Texas Liberal

All People Matter

Just As With George Washington, Our Views Of Ourselves Impact How We See Politics

I’ve been reading the historian Richard Hofstadter’s The Idea of a Party System: The Rise of Legitimate Opposition in the United States, 1780-1840. 

(I wish this book was required reading in Houston so we could get past our no-good non-partisan city council elections. Non-partisan elections deny voters the right to choose between competing parties and competing ideas.) 

Hofstadter wrote that George Washington had a difficult time understanding the rise of political parties during his presidency.

Washington felt he stood above party concerns and that his proposals should be seen as national in character and not the product any faction or party.

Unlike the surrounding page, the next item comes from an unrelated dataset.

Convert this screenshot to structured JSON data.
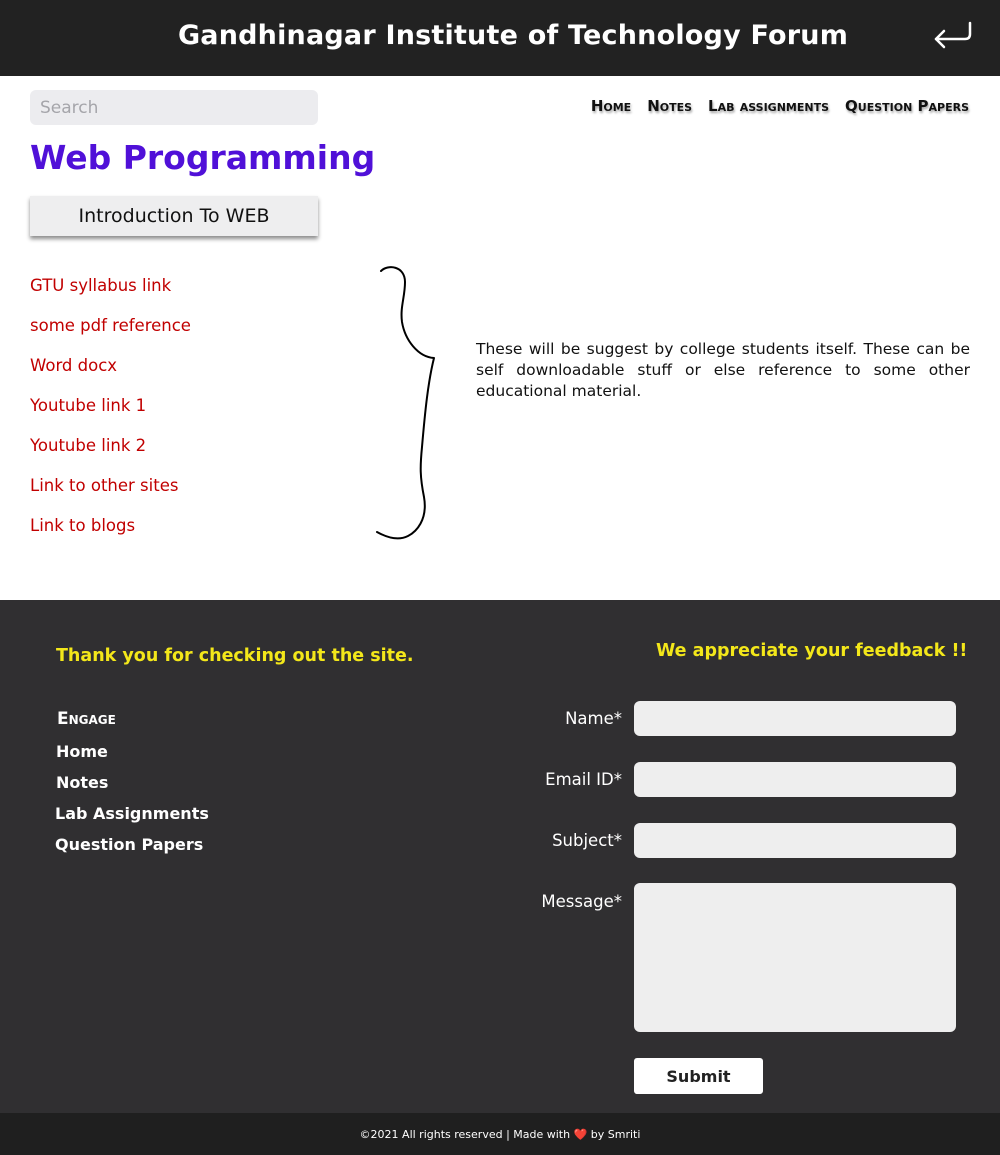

We all have assumptions about ourselves (often wrong) that impact our political lives. We may think we are better than other people or we may feel bad about ourselves. We may feel something in common with certain types of people or we may not want anything to do with certain types of people.

These opinions of ourselves guide decisions about who we want to identify with politically. They guide where we feel our tax money should go.

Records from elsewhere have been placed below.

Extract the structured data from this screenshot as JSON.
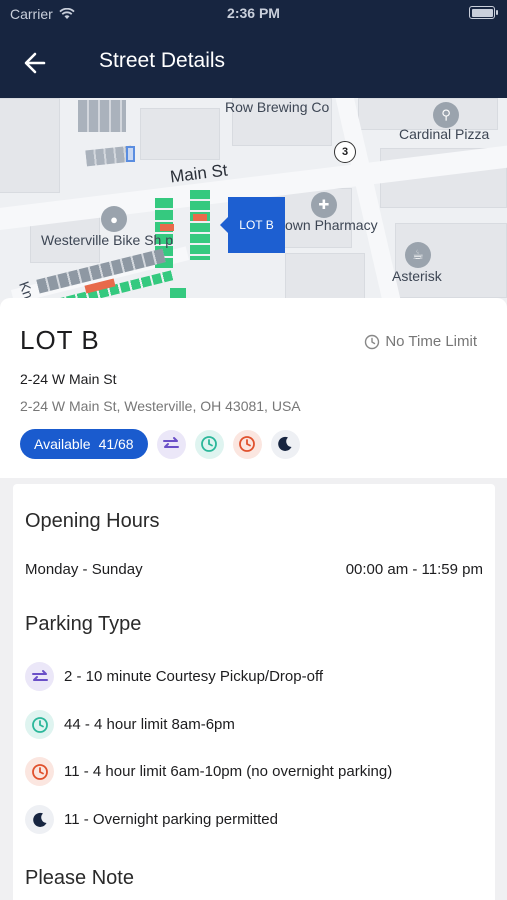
{
  "status_bar": {
    "carrier": "Carrier",
    "time": "2:36 PM"
  },
  "nav": {
    "title": "Street Details"
  },
  "map": {
    "street_label": "Main St",
    "route_shield": "3",
    "lot_marker": "LOT B",
    "pois": [
      {
        "label": "Row Brewing Co"
      },
      {
        "label": "Cardinal Pizza"
      },
      {
        "label": "own Pharmacy"
      },
      {
        "label": "Westerville Bike Sh p"
      },
      {
        "label": "Asterisk"
      },
      {
        "label": "Kn"
      }
    ]
  },
  "lot": {
    "name": "LOT B",
    "time_limit": "No Time Limit",
    "address_line": "2-24 W Main St",
    "full_address": "2-24 W Main St, Westerville, OH 43081, USA",
    "availability_label": "Available",
    "availability_count": "41/68"
  },
  "opening_hours": {
    "heading": "Opening Hours",
    "days": "Monday - Sunday",
    "hours": "00:00 am - 11:59 pm"
  },
  "parking_type": {
    "heading": "Parking Type",
    "items": [
      {
        "icon": "swap-icon",
        "text": "2 - 10 minute Courtesy Pickup/Drop-off"
      },
      {
        "icon": "clock-teal-icon",
        "text": "44 - 4 hour limit 8am-6pm"
      },
      {
        "icon": "clock-orange-icon",
        "text": "11 - 4 hour limit 6am-10pm (no overnight parking)"
      },
      {
        "icon": "moon-icon",
        "text": "11 - Overnight parking permitted"
      }
    ]
  },
  "please_note": {
    "heading": "Please Note"
  },
  "colors": {
    "nav_bg": "#172540",
    "accent_blue": "#1a5bce",
    "purple": "#6a4fc7",
    "teal": "#2bb79a",
    "orange": "#e0512d",
    "dark": "#172540"
  }
}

No person makes fully dispassionate decisions about politics. Our personalities and self-assumptions are always involved. We are full of ourselves. This was true even for George Washington.

This fact is one of many reasons that a good path to understanding others is to understand one’s own self.  

April 2, 2007 Posted by | Books, Political History, Politics | 2 Comments